Yes, the regulations are coming together and yes, batteries are getting better, but the economics of the light trainer market remain an uphill struggle for electric airplanes. Short endurance and charge-time waits are a nuisance, not a feature.
Pipistrel sales exec Michael Coates told me there’s a certain novelty factor in buying an electric airplane or putting one on the flight line for training. But that’s neither enough to drive a sales boom nor attract-at least thus far-people wishing to learn to fly who might resonate with the green idea of an electric airplane.
Yet Pipistrel has found buyers who might be called the hardcore early adopters. Some are flight schools, some are private owners. “They’re usually driving a Tesla or a Prius. They buy the airplane because they feel guilty about damaging the planet and they’re willing to put up with the limitations,” Coates adds.
He believes the electric market will reach a turning point when endurance is routinely at three hours. That’s what George Bye predicts for the eFlyer, but I’d like to see it demonstrated before saying the corner has been turned.
Battery cycle life still remains an unknown. Pipistrel’s Ivo Boscarol says the company believes the Electro will need two battery sets or perhaps a little less in the same 2000-hour TBO run for a Rotax gasoline engine. Again, the technology has too little recent history to prove if this is deliverable or if it can be improved. Without that history, Bye Aerospace claims to be there. But it will be another three to five years before we know if that claim is credible.
One Year: Four Electros
Finding an electric airplane to fly in the U.S. is all but impossible because the only choice-Pipistrel’s Alpha Electro-isn’t certified and isn’t recognized under the light sport rule.
A California group called the Sustainable Aviation Project got around this by flying the Electros under an experimental arrangement. They bought four Electros with a local grant from Fresno County, California, as an advanced transportation demonstration project.
SAP’s Joseph Oldham says the four aircraft have been flying for a year and have accumulated some 170 hours in what’s largely a demonstration role. Oldham says the group has spent the time testing, validating performance and learning the limitations of electric flight.
The verdict? “The aircraft have quite a lot of capability. Pipistrel designed it as a pattern trainer, but it can actually do more than that if you have the infrastructure set up so that airports are relatively close to each other,” Oldham says. That means installing charging stations at more than one site.
The Electro POH recommends that the airplane be flown so as to land with a battery charge of no less than 20 percent.
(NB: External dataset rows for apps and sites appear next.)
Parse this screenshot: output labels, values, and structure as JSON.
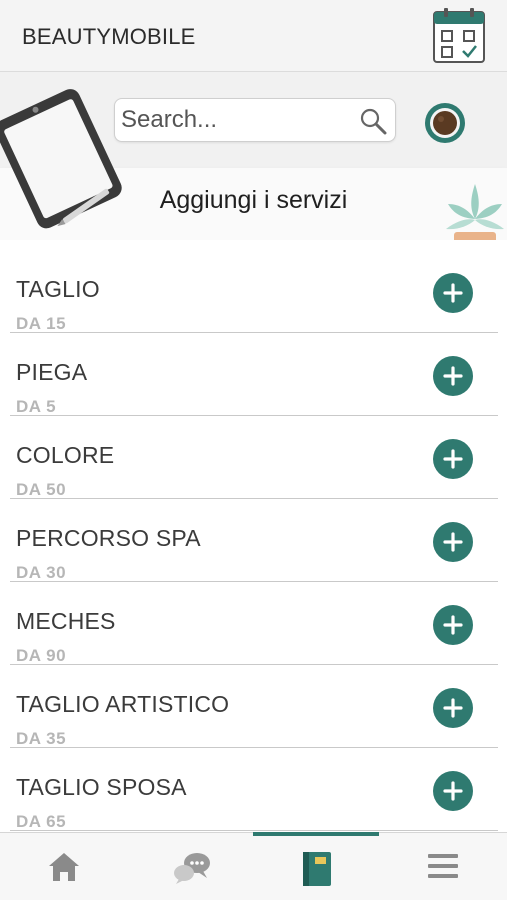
{
  "header": {
    "app_title": "BEAUTYMOBILE",
    "calendar_icon": "calendar-check-icon"
  },
  "search": {
    "placeholder": "Search...",
    "value": ""
  },
  "hero": {
    "section_title": "Aggiungi i servizi",
    "profile_icon": "coffee-cup-icon"
  },
  "colors": {
    "accent": "#2f7a70",
    "price_text": "#b6b6b6",
    "divider": "#c9c9c9"
  },
  "services": [
    {
      "name": "TAGLIO",
      "price": "DA 15"
    },
    {
      "name": "PIEGA",
      "price": "DA 5"
    },
    {
      "name": "COLORE",
      "price": "DA 50"
    },
    {
      "name": "PERCORSO SPA",
      "price": "DA 30"
    },
    {
      "name": "MECHES",
      "price": "DA 90"
    },
    {
      "name": "TAGLIO ARTISTICO",
      "price": "DA 35"
    },
    {
      "name": "TAGLIO SPOSA",
      "price": "DA 65"
    }
  ],
  "tabbar": {
    "tabs": [
      {
        "icon": "home-icon",
        "active": false
      },
      {
        "icon": "chat-bubbles-icon",
        "active": false
      },
      {
        "icon": "notebook-icon",
        "active": true
      },
      {
        "icon": "menu-icon",
        "active": false
      }
    ]
  }
}
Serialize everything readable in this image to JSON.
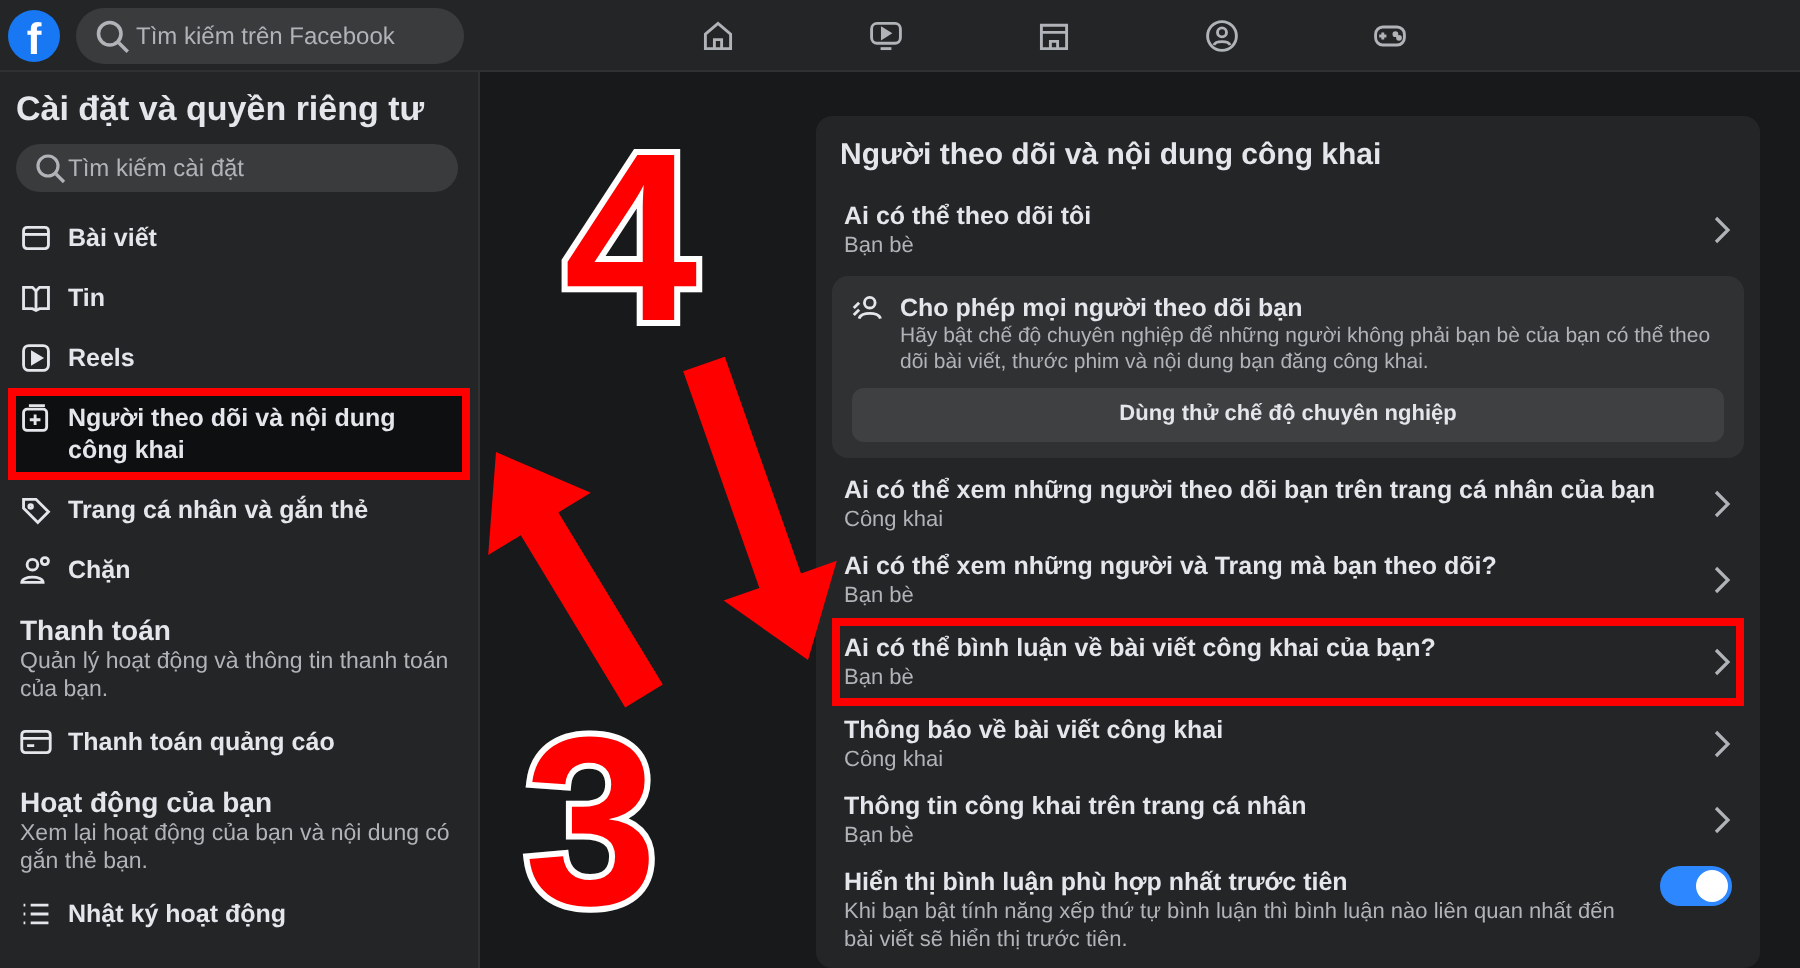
{
  "nav": {
    "logo": "f",
    "search_placeholder": "Tìm kiếm trên Facebook"
  },
  "sidebar": {
    "title": "Cài đặt và quyền riêng tư",
    "search_placeholder": "Tìm kiếm cài đặt",
    "sections": [
      {
        "items": [
          {
            "label": "Bài viết",
            "selected": false,
            "annotated": false
          },
          {
            "label": "Tin",
            "selected": false,
            "annotated": false
          },
          {
            "label": "Reels",
            "selected": false,
            "annotated": false
          },
          {
            "label": "Người theo dõi và nội dung công khai",
            "selected": true,
            "annotated": true
          },
          {
            "label": "Trang cá nhân và gắn thẻ",
            "selected": false,
            "annotated": false
          },
          {
            "label": "Chặn",
            "selected": false,
            "annotated": false
          }
        ]
      },
      {
        "heading": "Thanh toán",
        "description": "Quản lý hoạt động và thông tin thanh toán của bạn.",
        "items": [
          {
            "label": "Thanh toán quảng cáo",
            "selected": false,
            "annotated": false
          }
        ]
      },
      {
        "heading": "Hoạt động của bạn",
        "description": "Xem lại hoạt động của bạn và nội dung có gắn thẻ bạn.",
        "items": [
          {
            "label": "Nhật ký hoạt động",
            "selected": false,
            "annotated": false
          }
        ]
      }
    ]
  },
  "panel": {
    "title": "Người theo dõi và nội dung công khai",
    "rows": [
      {
        "kind": "link",
        "label": "Ai có thể theo dõi tôi",
        "value": "Bạn bè",
        "annotated": false
      },
      {
        "kind": "promo",
        "title": "Cho phép mọi người theo dõi bạn",
        "description": "Hãy bật chế độ chuyên nghiệp để những người không phải bạn bè của bạn có thể theo dõi bài viết, thước phim và nội dung bạn đăng công khai.",
        "button": "Dùng thử chế độ chuyên nghiệp"
      },
      {
        "kind": "link",
        "label": "Ai có thể xem những người theo dõi bạn trên trang cá nhân của bạn",
        "value": "Công khai",
        "annotated": false
      },
      {
        "kind": "link",
        "label": "Ai có thể xem những người và Trang mà bạn theo dõi?",
        "value": "Bạn bè",
        "annotated": false
      },
      {
        "kind": "link",
        "label": "Ai có thể bình luận về bài viết công khai của bạn?",
        "value": "Bạn bè",
        "annotated": true
      },
      {
        "kind": "link",
        "label": "Thông báo về bài viết công khai",
        "value": "Công khai",
        "annotated": false
      },
      {
        "kind": "link",
        "label": "Thông tin công khai trên trang cá nhân",
        "value": "Bạn bè",
        "annotated": false
      },
      {
        "kind": "toggle",
        "label": "Hiển thị bình luận phù hợp nhất trước tiên",
        "description": "Khi bạn bật tính năng xếp thứ tự bình luận thì bình luận nào liên quan nhất đến bài viết sẽ hiển thị trước tiên.",
        "on": true
      }
    ]
  },
  "annotations": [
    {
      "number": "4"
    },
    {
      "number": "3"
    }
  ]
}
Oldham says that gives the airplane about a 50-mile range. “I now fly them about an hour and still have a good reserve. In the pattern, they’re easily an hour or a little more, because you regen on every descent, ” Oldham says, referring to Pipistrel’s unique propeller that drives the motor and returns power to the batteries.
Oldham says touch and goes aren’t recommended because the batteries do better at absorbing the regeneration charge if they aren’t immediately asked to deliver takeoff power. The group bought 15-kw chargers for the airplanes, one stationed at each of three airports. Typical charge times from 20 percent are between 90 and 100 minutes, Oldham reports. “You don’t have to take them back up to 100 percent, if you just want to do a couple of laps around the pattern,” Oldham adds. When we asked Pipistrel’s Ivo Boscarol what maintenance the airplane requires, he said none. Has this turned out to be true for the SAP fleet? “They’re super reliable. There’s just one moving part. There’s really nothing to do with the battery packs. You just monitor the system,” Oldham told us. He said one motor developed a rough bearing and Pipistrel sent a replacement. “There’s no runup, there’s no warm up. You just taxi out and take off. It’s simple operation. As a trainer, I think it’s awesome,” Oldham says.